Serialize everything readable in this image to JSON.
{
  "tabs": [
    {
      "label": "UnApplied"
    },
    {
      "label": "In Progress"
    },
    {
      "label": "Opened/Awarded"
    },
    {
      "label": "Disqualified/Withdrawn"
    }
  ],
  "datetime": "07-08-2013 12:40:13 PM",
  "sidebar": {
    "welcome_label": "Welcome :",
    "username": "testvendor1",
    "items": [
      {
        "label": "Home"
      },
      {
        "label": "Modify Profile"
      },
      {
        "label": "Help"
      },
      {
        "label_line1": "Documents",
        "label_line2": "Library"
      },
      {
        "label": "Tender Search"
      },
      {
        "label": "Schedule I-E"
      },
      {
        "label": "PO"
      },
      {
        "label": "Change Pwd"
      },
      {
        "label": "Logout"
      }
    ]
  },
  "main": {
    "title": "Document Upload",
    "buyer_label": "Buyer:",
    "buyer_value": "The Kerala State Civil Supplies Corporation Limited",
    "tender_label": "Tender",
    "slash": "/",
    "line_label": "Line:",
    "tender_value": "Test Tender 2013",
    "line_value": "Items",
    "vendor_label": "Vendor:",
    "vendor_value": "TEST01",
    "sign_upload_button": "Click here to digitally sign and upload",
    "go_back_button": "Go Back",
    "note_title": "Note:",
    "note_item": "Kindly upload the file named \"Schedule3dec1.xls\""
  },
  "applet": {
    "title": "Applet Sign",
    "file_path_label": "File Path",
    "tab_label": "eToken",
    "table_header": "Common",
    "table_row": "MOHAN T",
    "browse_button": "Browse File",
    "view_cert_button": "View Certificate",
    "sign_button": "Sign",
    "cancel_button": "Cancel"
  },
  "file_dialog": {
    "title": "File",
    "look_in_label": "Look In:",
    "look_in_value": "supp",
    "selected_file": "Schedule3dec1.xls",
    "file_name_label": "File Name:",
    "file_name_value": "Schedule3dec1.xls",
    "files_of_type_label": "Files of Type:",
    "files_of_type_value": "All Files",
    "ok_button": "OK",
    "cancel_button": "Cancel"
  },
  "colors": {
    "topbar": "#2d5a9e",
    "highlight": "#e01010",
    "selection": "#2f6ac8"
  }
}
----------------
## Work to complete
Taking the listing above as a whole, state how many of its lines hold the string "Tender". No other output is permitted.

## The answer
3